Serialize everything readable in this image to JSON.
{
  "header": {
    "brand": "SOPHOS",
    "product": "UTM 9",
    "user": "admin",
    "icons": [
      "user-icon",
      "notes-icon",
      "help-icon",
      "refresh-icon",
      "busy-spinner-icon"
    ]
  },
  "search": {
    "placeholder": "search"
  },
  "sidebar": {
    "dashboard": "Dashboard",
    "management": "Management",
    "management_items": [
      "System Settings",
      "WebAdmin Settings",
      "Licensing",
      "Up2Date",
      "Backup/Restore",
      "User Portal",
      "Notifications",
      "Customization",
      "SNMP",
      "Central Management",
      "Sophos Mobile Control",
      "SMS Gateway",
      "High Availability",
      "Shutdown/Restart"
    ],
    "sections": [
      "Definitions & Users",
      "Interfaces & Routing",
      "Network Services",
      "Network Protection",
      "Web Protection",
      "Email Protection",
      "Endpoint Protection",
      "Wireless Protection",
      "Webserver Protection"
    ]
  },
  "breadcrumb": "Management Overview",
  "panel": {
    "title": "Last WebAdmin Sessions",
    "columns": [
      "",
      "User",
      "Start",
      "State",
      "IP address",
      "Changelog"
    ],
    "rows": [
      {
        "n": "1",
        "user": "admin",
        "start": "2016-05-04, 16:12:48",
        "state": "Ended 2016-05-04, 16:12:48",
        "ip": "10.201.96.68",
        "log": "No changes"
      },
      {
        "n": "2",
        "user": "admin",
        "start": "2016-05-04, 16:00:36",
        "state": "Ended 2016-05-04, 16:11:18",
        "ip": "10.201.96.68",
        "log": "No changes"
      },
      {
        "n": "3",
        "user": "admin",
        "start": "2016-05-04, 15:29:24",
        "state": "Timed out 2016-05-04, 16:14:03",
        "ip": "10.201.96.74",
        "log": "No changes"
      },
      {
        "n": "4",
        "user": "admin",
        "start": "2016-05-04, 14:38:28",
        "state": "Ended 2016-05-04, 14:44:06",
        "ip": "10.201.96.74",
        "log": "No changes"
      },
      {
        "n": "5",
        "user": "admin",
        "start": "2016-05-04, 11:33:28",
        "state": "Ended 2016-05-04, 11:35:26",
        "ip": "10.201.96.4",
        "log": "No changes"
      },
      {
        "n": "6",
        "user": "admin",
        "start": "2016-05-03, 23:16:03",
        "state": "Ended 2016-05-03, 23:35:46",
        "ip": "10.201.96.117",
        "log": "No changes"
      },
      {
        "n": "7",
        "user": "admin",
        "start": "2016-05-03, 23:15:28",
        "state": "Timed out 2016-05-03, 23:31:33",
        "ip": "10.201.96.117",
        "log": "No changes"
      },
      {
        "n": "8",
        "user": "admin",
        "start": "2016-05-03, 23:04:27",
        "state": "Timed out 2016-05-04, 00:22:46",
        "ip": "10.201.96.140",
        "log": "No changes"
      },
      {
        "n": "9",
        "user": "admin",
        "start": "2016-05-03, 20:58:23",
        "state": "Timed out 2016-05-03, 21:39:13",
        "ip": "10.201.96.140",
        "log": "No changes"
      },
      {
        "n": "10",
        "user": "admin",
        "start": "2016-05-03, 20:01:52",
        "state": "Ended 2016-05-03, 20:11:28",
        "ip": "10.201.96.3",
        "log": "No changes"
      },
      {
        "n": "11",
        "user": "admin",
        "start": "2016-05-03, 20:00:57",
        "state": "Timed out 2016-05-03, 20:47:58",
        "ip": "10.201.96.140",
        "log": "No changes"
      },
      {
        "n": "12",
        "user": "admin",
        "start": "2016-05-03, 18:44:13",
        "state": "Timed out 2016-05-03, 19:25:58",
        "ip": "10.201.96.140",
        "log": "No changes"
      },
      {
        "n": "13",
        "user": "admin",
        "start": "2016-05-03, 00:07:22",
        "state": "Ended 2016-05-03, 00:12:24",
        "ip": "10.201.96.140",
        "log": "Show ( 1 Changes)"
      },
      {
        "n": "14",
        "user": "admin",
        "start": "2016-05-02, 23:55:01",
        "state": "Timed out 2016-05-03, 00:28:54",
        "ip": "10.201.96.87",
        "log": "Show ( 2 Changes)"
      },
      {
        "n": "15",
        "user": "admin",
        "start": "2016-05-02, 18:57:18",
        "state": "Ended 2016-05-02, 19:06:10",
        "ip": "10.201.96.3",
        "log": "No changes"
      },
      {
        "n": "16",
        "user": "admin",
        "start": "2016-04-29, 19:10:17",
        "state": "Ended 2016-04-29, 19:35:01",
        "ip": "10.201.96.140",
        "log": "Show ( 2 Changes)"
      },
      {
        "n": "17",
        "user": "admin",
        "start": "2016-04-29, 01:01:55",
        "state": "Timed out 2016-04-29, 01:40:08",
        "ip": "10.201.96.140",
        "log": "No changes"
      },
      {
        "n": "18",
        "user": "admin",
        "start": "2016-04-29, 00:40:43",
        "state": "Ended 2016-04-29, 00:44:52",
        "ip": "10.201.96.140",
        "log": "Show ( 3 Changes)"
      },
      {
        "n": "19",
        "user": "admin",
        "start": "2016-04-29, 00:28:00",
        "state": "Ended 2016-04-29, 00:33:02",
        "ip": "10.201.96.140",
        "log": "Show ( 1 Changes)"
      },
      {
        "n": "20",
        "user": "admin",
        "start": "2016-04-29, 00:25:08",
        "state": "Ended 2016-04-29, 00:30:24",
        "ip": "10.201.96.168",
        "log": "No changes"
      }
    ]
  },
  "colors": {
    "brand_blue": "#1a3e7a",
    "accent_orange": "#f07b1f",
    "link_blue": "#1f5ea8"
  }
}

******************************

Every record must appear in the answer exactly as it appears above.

*Your solution*.
Serialize everything readable in this image to JSON.
{
  "header": {
    "brand": "SOPHOS",
    "product": "UTM 9",
    "user": "admin",
    "icons": [
      "user-icon",
      "notes-icon",
      "help-icon",
      "refresh-icon",
      "busy-spinner-icon"
    ]
  },
  "search": {
    "placeholder": "search"
  },
  "sidebar": {
    "dashboard": "Dashboard",
    "management": "Management",
    "management_items": [
      "System Settings",
      "WebAdmin Settings",
      "Licensing",
      "Up2Date",
      "Backup/Restore",
      "User Portal",
      "Notifications",
      "Customization",
      "SNMP",
      "Central Management",
      "Sophos Mobile Control",
      "SMS Gateway",
      "High Availability",
      "Shutdown/Restart"
    ],
    "sections": [
      "Definitions & Users",
      "Interfaces & Routing",
      "Network Services",
      "Network Protection",
      "Web Protection",
      "Email Protection",
      "Endpoint Protection",
      "Wireless Protection",
      "Webserver Protection"
    ]
  },
  "breadcrumb": "Management Overview",
  "panel": {
    "title": "Last WebAdmin Sessions",
    "columns": [
      "",
      "User",
      "Start",
      "State",
      "IP address",
      "Changelog"
    ],
    "rows": [
      {
        "n": "1",
        "user": "admin",
        "start": "2016-05-04, 16:12:48",
        "state": "Ended 2016-05-04, 16:12:48",
        "ip": "10.201.96.68",
        "log": "No changes"
      },
      {
        "n": "2",
        "user": "admin",
        "start": "2016-05-04, 16:00:36",
        "state": "Ended 2016-05-04, 16:11:18",
        "ip": "10.201.96.68",
        "log": "No changes"
      },
      {
        "n": "3",
        "user": "admin",
        "start": "2016-05-04, 15:29:24",
        "state": "Timed out 2016-05-04, 16:14:03",
        "ip": "10.201.96.74",
        "log": "No changes"
      },
      {
        "n": "4",
        "user": "admin",
        "start": "2016-05-04, 14:38:28",
        "state": "Ended 2016-05-04, 14:44:06",
        "ip": "10.201.96.74",
        "log": "No changes"
      },
      {
        "n": "5",
        "user": "admin",
        "start": "2016-05-04, 11:33:28",
        "state": "Ended 2016-05-04, 11:35:26",
        "ip": "10.201.96.4",
        "log": "No changes"
      },
      {
        "n": "6",
        "user": "admin",
        "start": "2016-05-03, 23:16:03",
        "state": "Ended 2016-05-03, 23:35:46",
        "ip": "10.201.96.117",
        "log": "No changes"
      },
      {
        "n": "7",
        "user": "admin",
        "start": "2016-05-03, 23:15:28",
        "state": "Timed out 2016-05-03, 23:31:33",
        "ip": "10.201.96.117",
        "log": "No changes"
      },
      {
        "n": "8",
        "user": "admin",
        "start": "2016-05-03, 23:04:27",
        "state": "Timed out 2016-05-04, 00:22:46",
        "ip": "10.201.96.140",
        "log": "No changes"
      },
      {
        "n": "9",
        "user": "admin",
        "start": "2016-05-03, 20:58:23",
        "state": "Timed out 2016-05-03, 21:39:13",
        "ip": "10.201.96.140",
        "log": "No changes"
      },
      {
        "n": "10",
        "user": "admin",
        "start": "2016-05-03, 20:01:52",
        "state": "Ended 2016-05-03, 20:11:28",
        "ip": "10.201.96.3",
        "log": "No changes"
      },
      {
        "n": "11",
        "user": "admin",
        "start": "2016-05-03, 20:00:57",
        "state": "Timed out 2016-05-03, 20:47:58",
        "ip": "10.201.96.140",
        "log": "No changes"
      },
      {
        "n": "12",
        "user": "admin",
        "start": "2016-05-03, 18:44:13",
        "state": "Timed out 2016-05-03, 19:25:58",
        "ip": "10.201.96.140",
        "log": "No changes"
      },
      {
        "n": "13",
        "user": "admin",
        "start": "2016-05-03, 00:07:22",
        "state": "Ended 2016-05-03, 00:12:24",
        "ip": "10.201.96.140",
        "log": "Show ( 1 Changes)"
      },
      {
        "n": "14",
        "user": "admin",
        "start": "2016-05-02, 23:55:01",
        "state": "Timed out 2016-05-03, 00:28:54",
        "ip": "10.201.96.87",
        "log": "Show ( 2 Changes)"
      },
      {
        "n": "15",
        "user": "admin",
        "start": "2016-05-02, 18:57:18",
        "state": "Ended 2016-05-02, 19:06:10",
        "ip": "10.201.96.3",
        "log": "No changes"
      },
      {
        "n": "16",
        "user": "admin",
        "start": "2016-04-29, 19:10:17",
        "state": "Ended 2016-04-29, 19:35:01",
        "ip": "10.201.96.140",
        "log": "Show ( 2 Changes)"
      },
      {
        "n": "17",
        "user": "admin",
        "start": "2016-04-29, 01:01:55",
        "state": "Timed out 2016-04-29, 01:40:08",
        "ip": "10.201.96.140",
        "log": "No changes"
      },
      {
        "n": "18",
        "user": "admin",
        "start": "2016-04-29, 00:40:43",
        "state": "Ended 2016-04-29, 00:44:52",
        "ip": "10.201.96.140",
        "log": "Show ( 3 Changes)"
      },
      {
        "n": "19",
        "user": "admin",
        "start": "2016-04-29, 00:28:00",
        "state": "Ended 2016-04-29, 00:33:02",
        "ip": "10.201.96.140",
        "log": "Show ( 1 Changes)"
      },
      {
        "n": "20",
        "user": "admin",
        "start": "2016-04-29, 00:25:08",
        "state": "Ended 2016-04-29, 00:30:24",
        "ip": "10.201.96.168",
        "log": "No changes"
      }
    ]
  },
  "colors": {
    "brand_blue": "#1a3e7a",
    "accent_orange": "#f07b1f",
    "link_blue": "#1f5ea8"
  }
}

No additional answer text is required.